Potatoes Cooked in Goose Dripping (Pommes de terresalardaises)
Potatoes cooked in confit-fat is a winter recipe from the Périgord, the land of the fattened goose. When served with a grilled magret de canard or d'oie - grilled duck or goose-breast - it's the defining dish of the region. You can buy goosefat in a tin (a cheaper option than buying the whole confit). Or save the drippings when roasting your Christmas goose or Sunday duck - if you roast the bird on a rack set over a roasting tin with a little water, the fat will stay white and won't burn. As a special treat during the black truffle season - late November to early March - you might like to include a few slivers of fresh truffle.
1k/2lb mature potatoes
3 tablespoons goose or duck dripping
4 garlic cloves, slivered or 1 large onion, sliced into fine half-moons
2 tablespoons chopped parsley (flat-leaf rather than curly)
Salt and freshly-milled pepper
Peel the potatoes and chunk them into bite-sized pieces.
Heat the dripping in a roomy sauté pan. As soon as the fat begins to sizzle and yield up its water, add the potato chunks and toss over a gentle heat for 10 minutes, till they begin to brown.

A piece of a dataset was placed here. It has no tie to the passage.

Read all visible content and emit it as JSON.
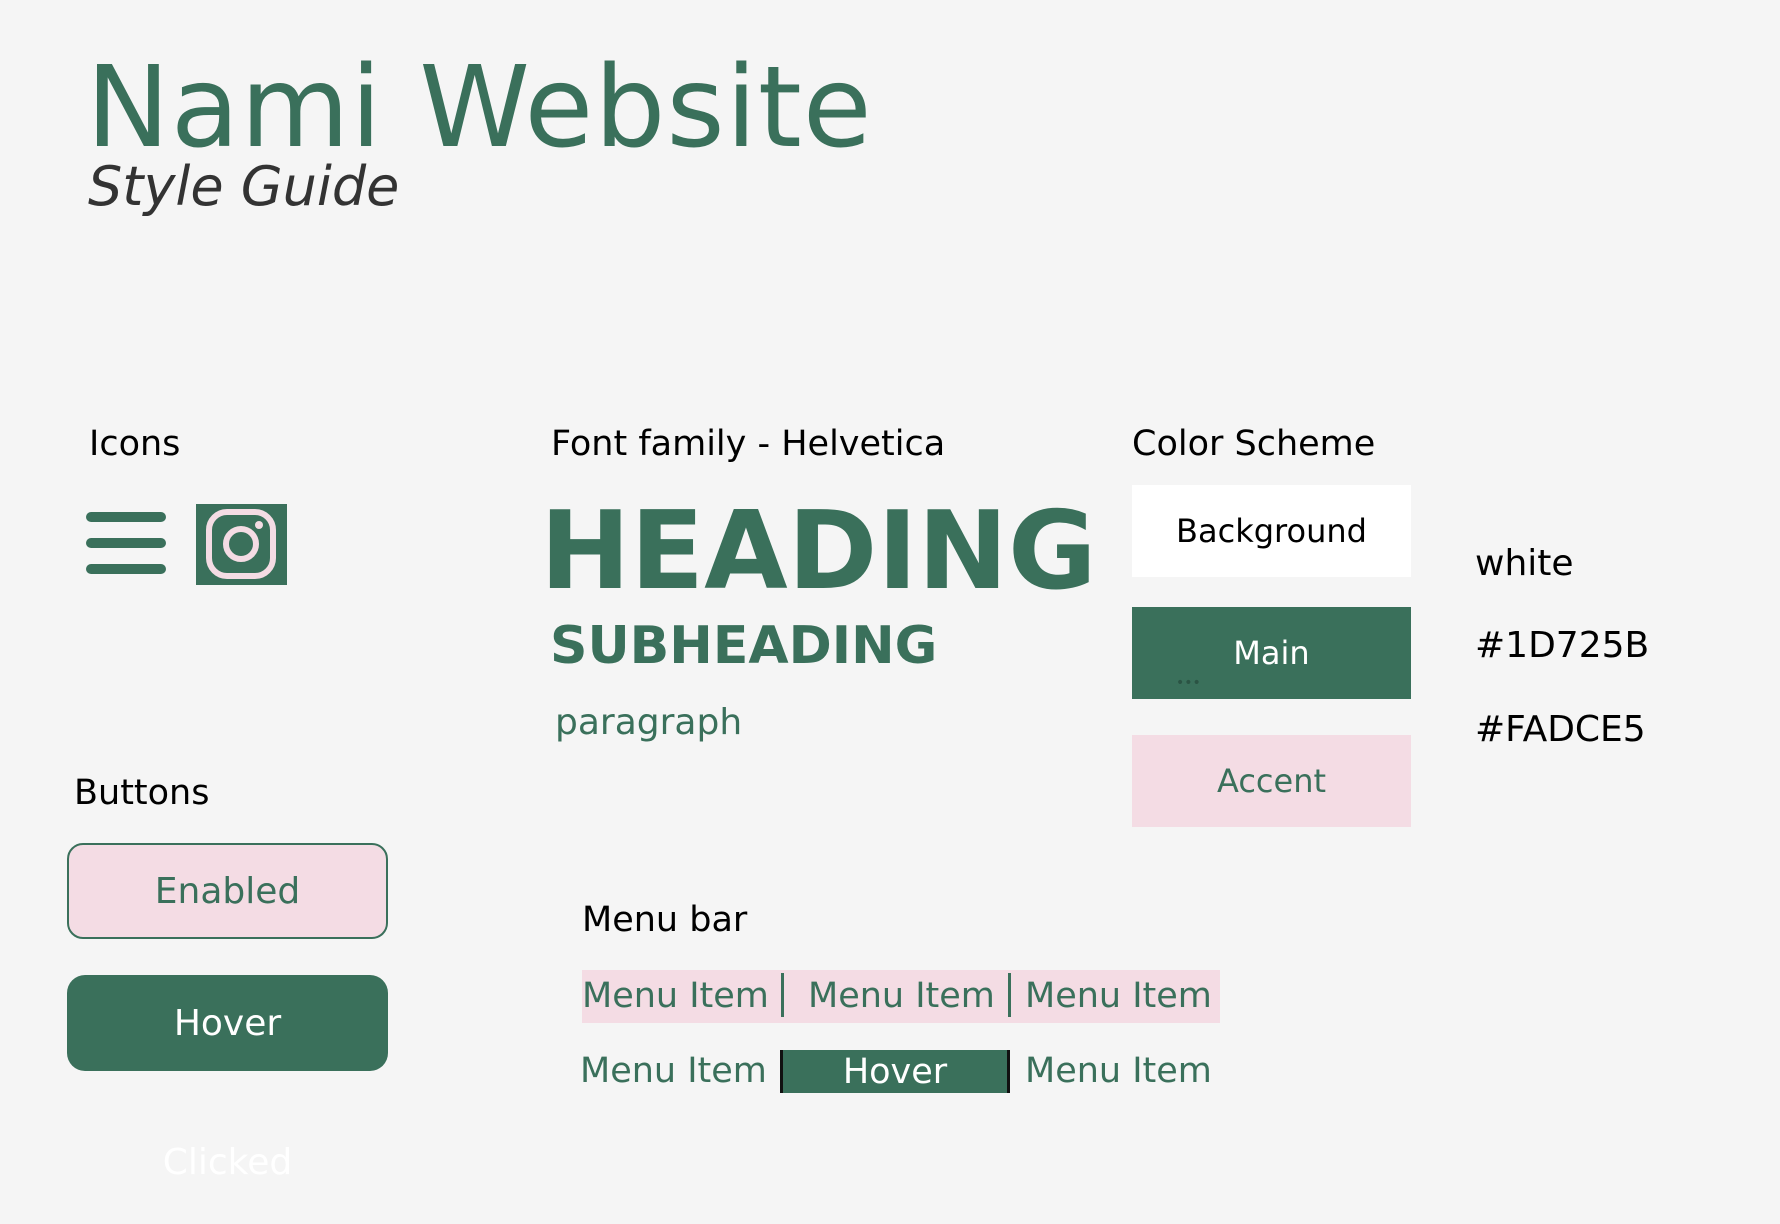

Add the garlic or onion and a wineglass of water, season with salt and pepper, bubble up and cook gently for another 10-15 minutes, breaking up the potatoes with a fork - crumble a little, don't mash - as soon as they soften. Continue to cook gently, stirring, until the water has evaporated and everything starts to fry again. Stir in the parsley and remove from the heat. The potatoes should have absorbed all the goose fat, retain a little shape, and be deliciously golden and soft.
Recipe from Classic French Cooking.